In 2018 a unanimous decision among voters resulted in a ban on flavored cigarettes and vapes. While this was done to protect public health, a recent study from the Yale School of Public Health (YSPH) claims that it may have had the opposite effect.
The implementation of the ban resulted in a rise in students smoking conventional cigarettes. Abigail Friedman, the author of the study, suggests that any law that puts teen health at risk is bad for public health entirely.
Using data on teenagers under 18 years of age, Friedman points to how the ban puts the younger crowds at risk. Using the Youth Risk Behavior Surveillance System’s 2011-2019 school district surveys, she found that the smoking rates in San Francisco in the last 30 days before the ban were declining. However, once the ban was fully implemented, the rates diverged and began to rise.
Friedman explains that teenagers choose to pick up vaping over smoking because of the flavors. However, banning these flavors is more than likely to make them revert to combustible tobacco products.
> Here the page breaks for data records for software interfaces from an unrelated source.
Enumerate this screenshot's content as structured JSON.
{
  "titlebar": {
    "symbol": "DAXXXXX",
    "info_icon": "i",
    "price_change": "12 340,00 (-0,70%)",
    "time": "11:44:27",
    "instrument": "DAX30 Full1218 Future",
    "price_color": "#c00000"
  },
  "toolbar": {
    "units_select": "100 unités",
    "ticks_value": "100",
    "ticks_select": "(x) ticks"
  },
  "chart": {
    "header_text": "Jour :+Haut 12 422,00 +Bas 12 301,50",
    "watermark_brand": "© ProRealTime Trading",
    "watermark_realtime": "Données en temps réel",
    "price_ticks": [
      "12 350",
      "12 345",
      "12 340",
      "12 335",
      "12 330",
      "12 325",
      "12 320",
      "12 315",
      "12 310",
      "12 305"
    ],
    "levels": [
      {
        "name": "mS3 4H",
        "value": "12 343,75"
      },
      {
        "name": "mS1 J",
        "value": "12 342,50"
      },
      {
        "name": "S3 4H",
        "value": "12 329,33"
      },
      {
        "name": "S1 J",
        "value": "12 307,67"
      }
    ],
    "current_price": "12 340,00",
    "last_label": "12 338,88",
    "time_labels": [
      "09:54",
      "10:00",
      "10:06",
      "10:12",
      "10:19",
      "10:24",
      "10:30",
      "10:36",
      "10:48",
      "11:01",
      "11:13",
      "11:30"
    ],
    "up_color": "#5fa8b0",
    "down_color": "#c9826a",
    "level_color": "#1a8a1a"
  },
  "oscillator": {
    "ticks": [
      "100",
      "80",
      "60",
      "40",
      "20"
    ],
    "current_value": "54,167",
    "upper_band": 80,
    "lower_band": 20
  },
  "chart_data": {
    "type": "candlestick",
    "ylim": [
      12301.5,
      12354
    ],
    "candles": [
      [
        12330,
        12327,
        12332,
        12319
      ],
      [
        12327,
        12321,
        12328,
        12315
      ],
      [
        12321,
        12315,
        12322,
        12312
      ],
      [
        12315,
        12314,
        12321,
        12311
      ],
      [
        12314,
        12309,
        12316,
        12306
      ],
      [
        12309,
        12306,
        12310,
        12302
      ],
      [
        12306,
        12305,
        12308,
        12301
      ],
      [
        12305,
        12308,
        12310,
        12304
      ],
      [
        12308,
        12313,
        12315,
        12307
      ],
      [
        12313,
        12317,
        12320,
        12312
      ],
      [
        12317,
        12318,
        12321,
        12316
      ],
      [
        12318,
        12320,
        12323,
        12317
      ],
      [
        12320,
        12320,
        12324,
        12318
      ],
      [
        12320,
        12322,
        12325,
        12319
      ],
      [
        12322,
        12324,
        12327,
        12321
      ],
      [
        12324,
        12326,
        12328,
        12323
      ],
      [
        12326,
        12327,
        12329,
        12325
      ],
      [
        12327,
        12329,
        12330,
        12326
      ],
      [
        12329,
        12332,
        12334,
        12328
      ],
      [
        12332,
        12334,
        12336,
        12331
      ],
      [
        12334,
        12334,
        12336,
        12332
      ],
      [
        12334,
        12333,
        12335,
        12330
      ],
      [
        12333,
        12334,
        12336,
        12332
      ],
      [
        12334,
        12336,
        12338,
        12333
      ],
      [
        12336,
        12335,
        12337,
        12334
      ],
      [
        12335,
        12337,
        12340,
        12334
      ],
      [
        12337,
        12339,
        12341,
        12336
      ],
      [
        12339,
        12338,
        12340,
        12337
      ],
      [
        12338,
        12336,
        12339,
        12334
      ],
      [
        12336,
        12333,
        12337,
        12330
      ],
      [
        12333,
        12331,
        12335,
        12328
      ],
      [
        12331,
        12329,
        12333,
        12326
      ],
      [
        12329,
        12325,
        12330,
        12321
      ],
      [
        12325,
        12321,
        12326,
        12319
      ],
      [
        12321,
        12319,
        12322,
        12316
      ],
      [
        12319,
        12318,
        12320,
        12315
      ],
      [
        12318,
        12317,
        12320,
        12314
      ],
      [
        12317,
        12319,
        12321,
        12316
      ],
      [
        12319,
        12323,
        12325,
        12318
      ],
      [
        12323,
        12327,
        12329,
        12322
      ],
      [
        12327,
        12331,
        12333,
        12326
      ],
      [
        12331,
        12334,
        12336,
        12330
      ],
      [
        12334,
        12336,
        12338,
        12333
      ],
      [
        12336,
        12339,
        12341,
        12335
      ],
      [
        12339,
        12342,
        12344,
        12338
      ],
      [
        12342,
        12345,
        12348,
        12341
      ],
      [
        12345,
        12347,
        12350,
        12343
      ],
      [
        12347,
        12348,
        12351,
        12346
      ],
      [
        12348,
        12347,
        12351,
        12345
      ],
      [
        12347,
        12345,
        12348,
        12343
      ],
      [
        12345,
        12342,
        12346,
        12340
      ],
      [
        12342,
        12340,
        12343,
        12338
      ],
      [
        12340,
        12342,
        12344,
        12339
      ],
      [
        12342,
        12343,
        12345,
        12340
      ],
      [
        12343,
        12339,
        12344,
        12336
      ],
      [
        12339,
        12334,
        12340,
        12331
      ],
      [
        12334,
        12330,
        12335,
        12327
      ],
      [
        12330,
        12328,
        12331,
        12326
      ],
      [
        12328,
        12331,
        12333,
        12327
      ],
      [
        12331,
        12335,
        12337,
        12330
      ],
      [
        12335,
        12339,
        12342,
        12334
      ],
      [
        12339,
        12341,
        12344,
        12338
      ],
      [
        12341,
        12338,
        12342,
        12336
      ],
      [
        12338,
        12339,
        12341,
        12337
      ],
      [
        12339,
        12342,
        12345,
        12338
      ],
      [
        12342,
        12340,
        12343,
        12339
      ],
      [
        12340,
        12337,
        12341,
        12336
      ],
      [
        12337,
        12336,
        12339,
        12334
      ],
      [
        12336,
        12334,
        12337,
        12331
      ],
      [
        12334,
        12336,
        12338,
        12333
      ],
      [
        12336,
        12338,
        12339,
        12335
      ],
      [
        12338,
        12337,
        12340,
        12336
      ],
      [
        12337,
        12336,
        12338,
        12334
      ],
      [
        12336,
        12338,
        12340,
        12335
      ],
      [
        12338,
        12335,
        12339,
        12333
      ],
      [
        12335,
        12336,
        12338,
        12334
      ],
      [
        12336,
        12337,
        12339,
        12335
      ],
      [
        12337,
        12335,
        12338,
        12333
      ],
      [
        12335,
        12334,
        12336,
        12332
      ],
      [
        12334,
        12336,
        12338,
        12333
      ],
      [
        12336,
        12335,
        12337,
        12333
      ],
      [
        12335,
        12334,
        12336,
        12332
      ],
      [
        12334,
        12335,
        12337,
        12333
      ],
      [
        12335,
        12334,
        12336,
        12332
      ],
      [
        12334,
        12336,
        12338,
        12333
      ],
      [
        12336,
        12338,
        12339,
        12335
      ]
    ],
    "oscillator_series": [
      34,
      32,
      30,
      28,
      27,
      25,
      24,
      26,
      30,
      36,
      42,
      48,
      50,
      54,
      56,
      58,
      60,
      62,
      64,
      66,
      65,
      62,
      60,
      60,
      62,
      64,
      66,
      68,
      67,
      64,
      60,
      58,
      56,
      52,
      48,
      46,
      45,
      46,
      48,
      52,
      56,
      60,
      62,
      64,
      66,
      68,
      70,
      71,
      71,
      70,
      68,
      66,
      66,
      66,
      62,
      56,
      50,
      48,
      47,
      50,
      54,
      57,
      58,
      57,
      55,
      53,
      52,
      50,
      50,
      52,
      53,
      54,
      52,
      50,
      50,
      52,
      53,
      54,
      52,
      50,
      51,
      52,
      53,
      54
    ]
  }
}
Thus, no matter the good intentions behind it, a law that risks the public should be reconsidered.
To further read about the study, check out the link below: